*What is required:* Which lines of the data hold the word "contributions"? Copy all of them.

*Source material:*

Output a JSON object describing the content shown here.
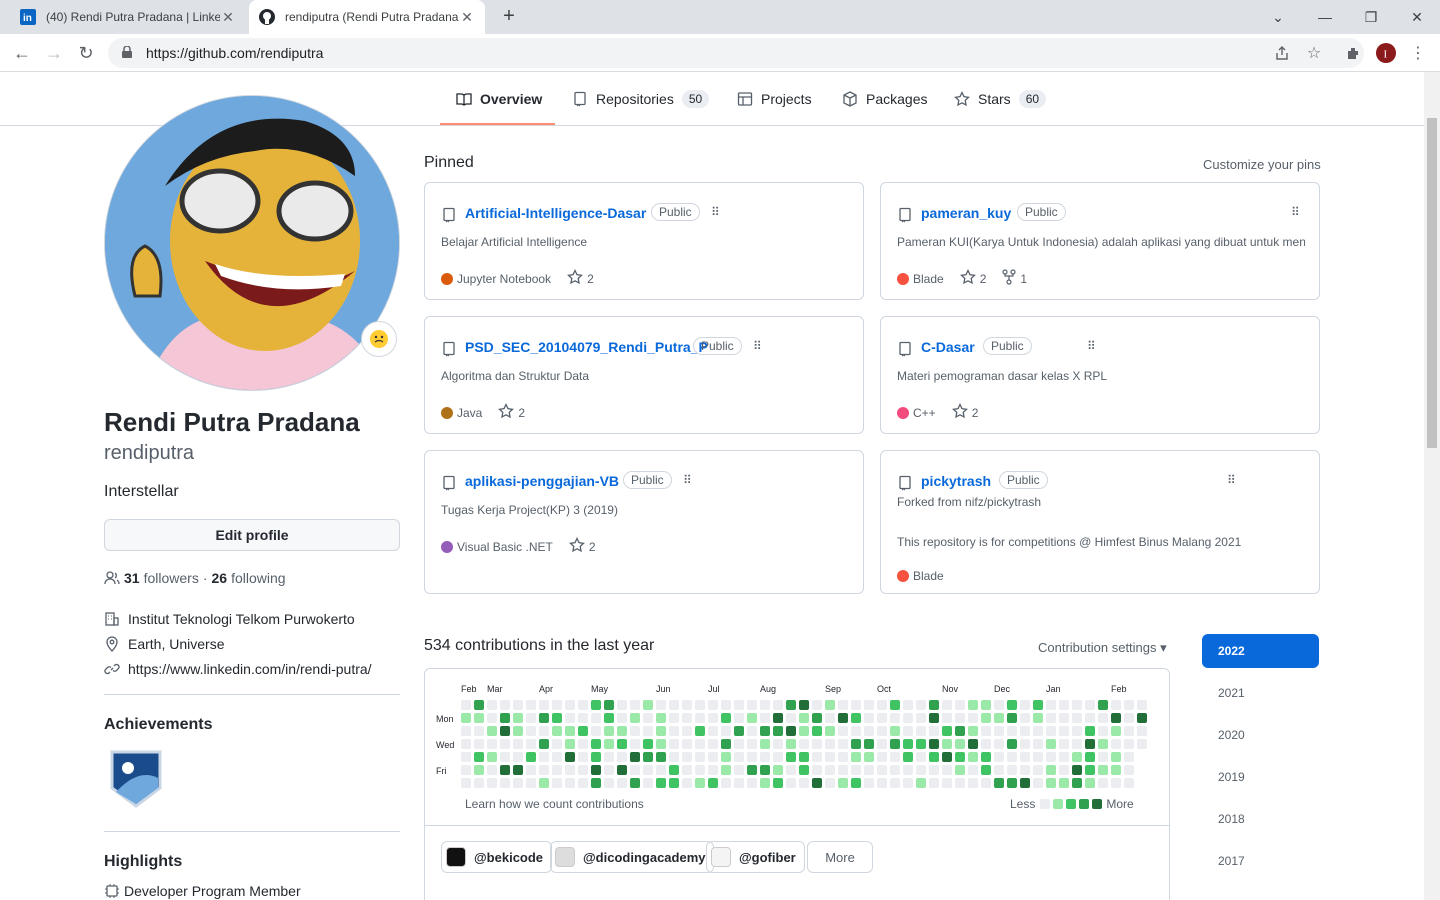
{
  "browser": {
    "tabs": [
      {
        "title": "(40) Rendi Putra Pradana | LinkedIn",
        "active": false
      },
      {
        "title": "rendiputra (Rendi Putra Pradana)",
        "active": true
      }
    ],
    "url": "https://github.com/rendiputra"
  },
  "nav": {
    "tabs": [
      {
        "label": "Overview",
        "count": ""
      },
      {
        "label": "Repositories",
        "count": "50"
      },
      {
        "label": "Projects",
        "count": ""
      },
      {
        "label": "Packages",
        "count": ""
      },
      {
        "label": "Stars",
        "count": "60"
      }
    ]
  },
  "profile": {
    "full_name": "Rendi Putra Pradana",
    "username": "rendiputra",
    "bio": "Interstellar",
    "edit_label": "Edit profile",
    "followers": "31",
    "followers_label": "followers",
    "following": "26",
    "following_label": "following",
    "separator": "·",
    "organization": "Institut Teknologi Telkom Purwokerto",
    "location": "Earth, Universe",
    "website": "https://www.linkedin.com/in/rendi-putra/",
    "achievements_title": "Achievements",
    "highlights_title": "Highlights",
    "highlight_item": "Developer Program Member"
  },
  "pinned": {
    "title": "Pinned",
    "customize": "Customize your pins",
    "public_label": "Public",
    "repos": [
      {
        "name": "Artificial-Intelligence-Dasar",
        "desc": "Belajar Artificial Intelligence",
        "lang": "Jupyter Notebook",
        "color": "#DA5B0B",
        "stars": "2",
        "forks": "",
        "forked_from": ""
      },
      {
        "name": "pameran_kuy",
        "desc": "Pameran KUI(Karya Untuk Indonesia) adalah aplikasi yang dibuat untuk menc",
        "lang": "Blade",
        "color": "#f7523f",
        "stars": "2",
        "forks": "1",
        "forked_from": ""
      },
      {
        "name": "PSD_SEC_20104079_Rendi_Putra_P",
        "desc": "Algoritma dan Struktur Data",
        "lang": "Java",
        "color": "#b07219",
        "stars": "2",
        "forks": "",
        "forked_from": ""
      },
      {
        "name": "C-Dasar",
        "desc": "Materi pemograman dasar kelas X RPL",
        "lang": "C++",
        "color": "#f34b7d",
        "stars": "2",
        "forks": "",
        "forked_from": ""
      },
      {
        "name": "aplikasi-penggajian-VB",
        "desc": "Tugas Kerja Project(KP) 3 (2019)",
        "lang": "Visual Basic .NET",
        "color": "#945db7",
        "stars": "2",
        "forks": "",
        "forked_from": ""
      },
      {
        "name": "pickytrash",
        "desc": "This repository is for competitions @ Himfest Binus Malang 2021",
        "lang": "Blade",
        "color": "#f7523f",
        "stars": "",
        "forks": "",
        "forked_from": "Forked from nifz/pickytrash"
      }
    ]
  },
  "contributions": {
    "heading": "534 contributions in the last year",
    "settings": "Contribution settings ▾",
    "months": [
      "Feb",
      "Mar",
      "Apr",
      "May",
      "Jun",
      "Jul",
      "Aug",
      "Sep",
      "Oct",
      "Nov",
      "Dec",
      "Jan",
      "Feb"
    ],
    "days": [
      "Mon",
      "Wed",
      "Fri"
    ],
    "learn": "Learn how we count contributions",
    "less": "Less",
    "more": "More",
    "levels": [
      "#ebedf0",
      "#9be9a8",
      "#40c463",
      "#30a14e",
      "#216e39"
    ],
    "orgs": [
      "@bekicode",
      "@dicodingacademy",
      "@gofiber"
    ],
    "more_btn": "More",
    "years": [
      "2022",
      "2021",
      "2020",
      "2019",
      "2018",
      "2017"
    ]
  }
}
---
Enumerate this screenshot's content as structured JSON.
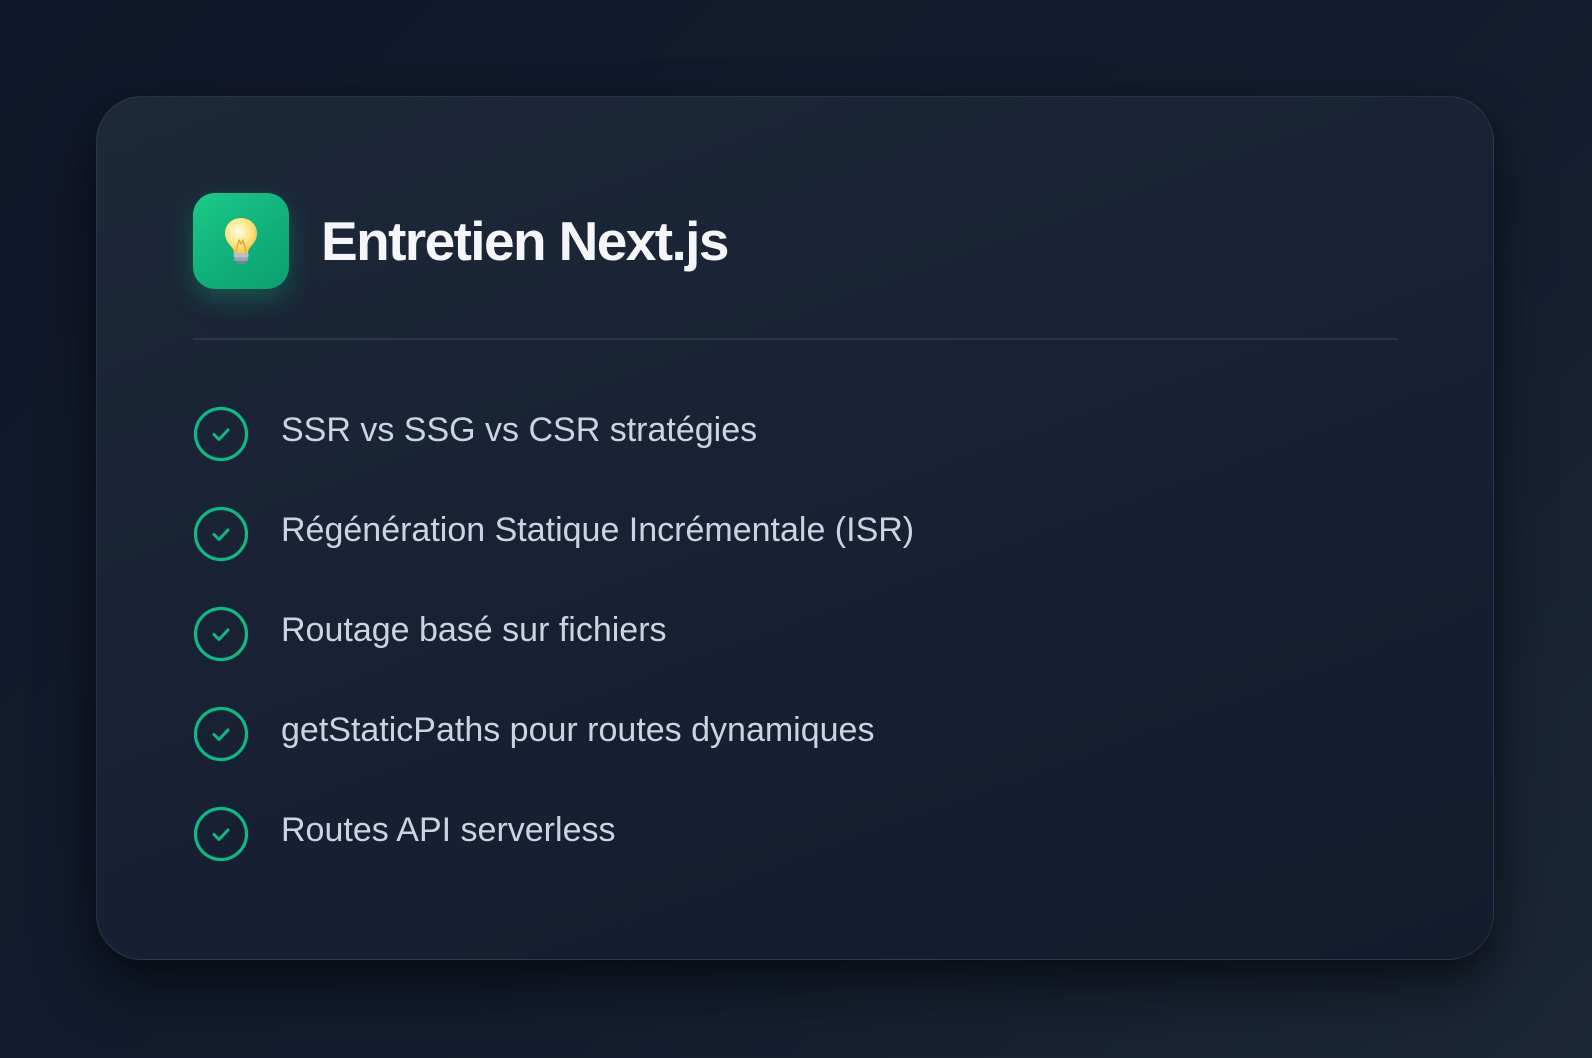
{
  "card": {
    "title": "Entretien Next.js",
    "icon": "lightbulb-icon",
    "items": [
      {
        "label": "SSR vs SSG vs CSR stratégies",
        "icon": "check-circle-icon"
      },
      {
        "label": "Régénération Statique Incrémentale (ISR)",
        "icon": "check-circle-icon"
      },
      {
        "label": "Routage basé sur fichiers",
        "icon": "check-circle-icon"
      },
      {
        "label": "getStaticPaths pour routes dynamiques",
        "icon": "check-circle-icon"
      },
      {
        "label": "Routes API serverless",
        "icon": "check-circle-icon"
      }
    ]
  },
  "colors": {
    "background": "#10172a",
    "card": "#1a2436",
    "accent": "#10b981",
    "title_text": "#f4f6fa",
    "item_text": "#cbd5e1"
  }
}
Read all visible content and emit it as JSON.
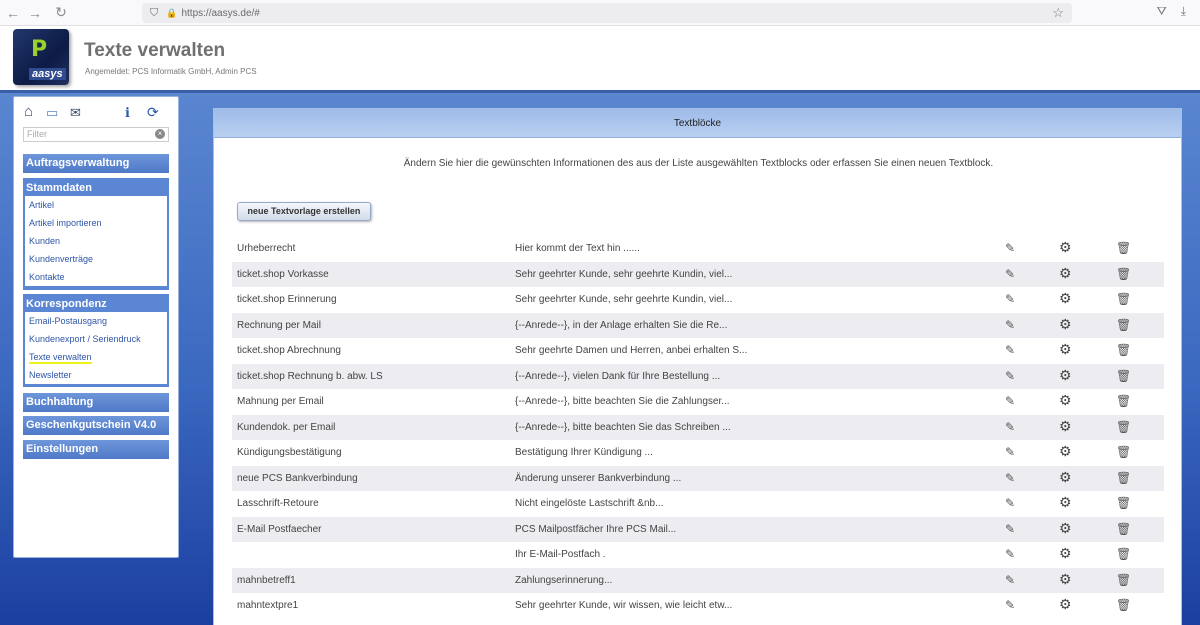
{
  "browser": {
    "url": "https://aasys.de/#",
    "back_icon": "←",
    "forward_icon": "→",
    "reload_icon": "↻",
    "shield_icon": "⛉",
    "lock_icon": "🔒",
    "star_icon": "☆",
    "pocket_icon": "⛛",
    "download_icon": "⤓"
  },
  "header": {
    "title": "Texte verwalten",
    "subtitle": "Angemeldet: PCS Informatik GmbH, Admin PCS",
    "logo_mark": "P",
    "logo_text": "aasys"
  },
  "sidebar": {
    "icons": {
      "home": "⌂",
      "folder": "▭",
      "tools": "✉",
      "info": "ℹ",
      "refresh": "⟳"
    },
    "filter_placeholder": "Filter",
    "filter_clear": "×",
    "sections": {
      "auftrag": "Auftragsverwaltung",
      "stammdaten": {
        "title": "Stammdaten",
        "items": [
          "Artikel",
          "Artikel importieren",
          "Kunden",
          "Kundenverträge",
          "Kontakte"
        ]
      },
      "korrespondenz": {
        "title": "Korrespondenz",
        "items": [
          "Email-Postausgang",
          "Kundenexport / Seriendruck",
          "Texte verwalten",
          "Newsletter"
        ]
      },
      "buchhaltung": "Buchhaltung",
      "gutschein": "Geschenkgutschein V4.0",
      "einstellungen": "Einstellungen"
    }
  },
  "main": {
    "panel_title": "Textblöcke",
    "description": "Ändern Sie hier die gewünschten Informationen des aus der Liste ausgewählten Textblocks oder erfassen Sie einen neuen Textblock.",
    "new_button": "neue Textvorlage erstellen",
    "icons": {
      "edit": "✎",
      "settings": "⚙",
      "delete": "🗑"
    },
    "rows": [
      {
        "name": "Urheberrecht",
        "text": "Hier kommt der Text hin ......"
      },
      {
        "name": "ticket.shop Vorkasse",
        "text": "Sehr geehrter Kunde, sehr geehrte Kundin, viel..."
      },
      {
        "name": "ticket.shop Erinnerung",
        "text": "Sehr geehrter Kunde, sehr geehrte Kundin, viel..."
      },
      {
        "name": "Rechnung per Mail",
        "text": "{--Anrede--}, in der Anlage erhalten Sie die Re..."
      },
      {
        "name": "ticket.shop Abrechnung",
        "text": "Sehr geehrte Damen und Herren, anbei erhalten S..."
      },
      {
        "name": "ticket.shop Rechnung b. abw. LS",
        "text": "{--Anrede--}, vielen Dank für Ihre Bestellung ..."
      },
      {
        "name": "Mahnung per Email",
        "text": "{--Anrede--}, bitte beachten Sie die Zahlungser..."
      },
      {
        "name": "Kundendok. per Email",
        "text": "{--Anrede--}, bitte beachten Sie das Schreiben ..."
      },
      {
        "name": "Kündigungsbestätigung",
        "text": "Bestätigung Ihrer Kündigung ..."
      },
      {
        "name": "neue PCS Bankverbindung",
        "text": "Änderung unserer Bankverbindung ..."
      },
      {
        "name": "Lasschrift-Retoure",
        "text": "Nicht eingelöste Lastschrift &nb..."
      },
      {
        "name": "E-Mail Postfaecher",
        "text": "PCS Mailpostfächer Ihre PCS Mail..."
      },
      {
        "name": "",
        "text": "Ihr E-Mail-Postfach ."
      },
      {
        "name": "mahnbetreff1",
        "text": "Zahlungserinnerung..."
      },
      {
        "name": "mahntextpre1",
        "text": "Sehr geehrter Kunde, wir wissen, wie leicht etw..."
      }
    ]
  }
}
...
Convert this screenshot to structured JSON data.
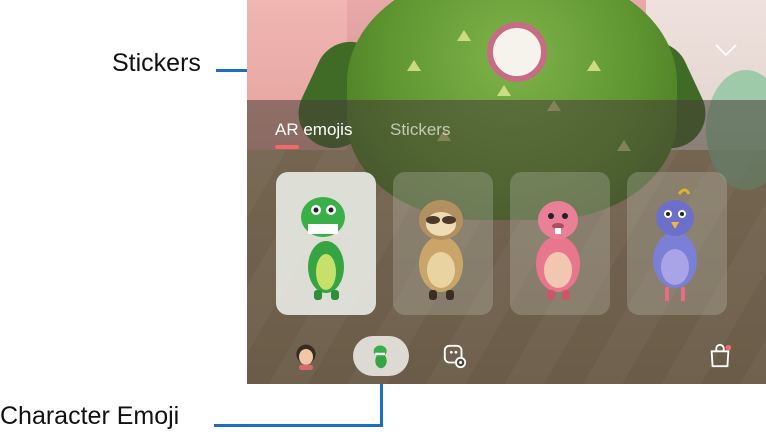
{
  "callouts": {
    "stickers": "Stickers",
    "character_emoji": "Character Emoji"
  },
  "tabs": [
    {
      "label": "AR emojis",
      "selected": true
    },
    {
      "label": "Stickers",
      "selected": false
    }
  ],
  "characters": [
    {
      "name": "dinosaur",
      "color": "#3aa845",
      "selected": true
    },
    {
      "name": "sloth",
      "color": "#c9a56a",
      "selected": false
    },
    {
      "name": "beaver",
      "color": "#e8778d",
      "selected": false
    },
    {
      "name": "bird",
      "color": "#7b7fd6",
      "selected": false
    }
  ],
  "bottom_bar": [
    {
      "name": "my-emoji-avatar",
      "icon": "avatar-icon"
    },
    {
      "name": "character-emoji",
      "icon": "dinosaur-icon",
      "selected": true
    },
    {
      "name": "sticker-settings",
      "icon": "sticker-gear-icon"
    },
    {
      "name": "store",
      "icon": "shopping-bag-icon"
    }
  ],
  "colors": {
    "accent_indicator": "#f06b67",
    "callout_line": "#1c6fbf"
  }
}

*Answer to this problem:*
  "contributions": {
    "heading": "534 contributions in the last year",
    "learn": "Learn how we count contributions",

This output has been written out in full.